The craters and volcanic fissures formed in the summer of 1783 during one of the most damaging eruptions since records began. You’ll find them stretched out in a 25 km (15.5 mi) line that cuts through Laki mountain.
The 8-month-long event began in June 1783 and ended in February 1784. During that time, lava flowed from the fissures and toxic ash and gases were released into the atmosphere.
Most of the livestock in Iceland died as a result, which led to a famine that killed around a fifth of the Icelandic population. The locals called this deadly fallout Móðuharðindin or the ‘Mist Hardships’.
If you dig into the effects of the eruption, it becomes clear that it had consequences far beyond Iceland.
Take a guided tour of the area in a super jeep and you’ll probably hear that the series of blasts produced an enormous ash cloud. The vast amounts of gases and ash released into the air even caused a shift in the Northern Hemisphere’s climate.
This meant that weather systems were disrupted across Europe, North America, and even as far away as North Africa. In some areas, these changes caused devastating crop failures.

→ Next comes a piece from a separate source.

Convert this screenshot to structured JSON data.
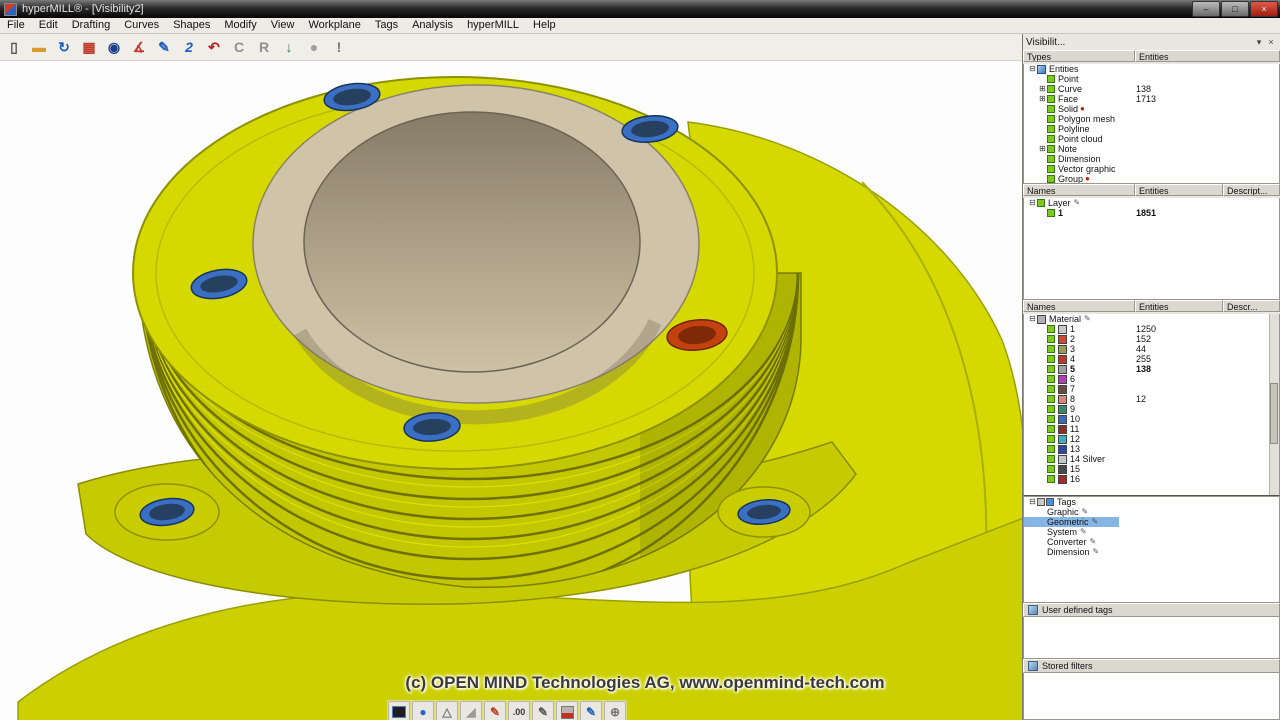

In fact, the food shortages and economic instability that followed in northern Europe even contributed to the French revolution in 1789.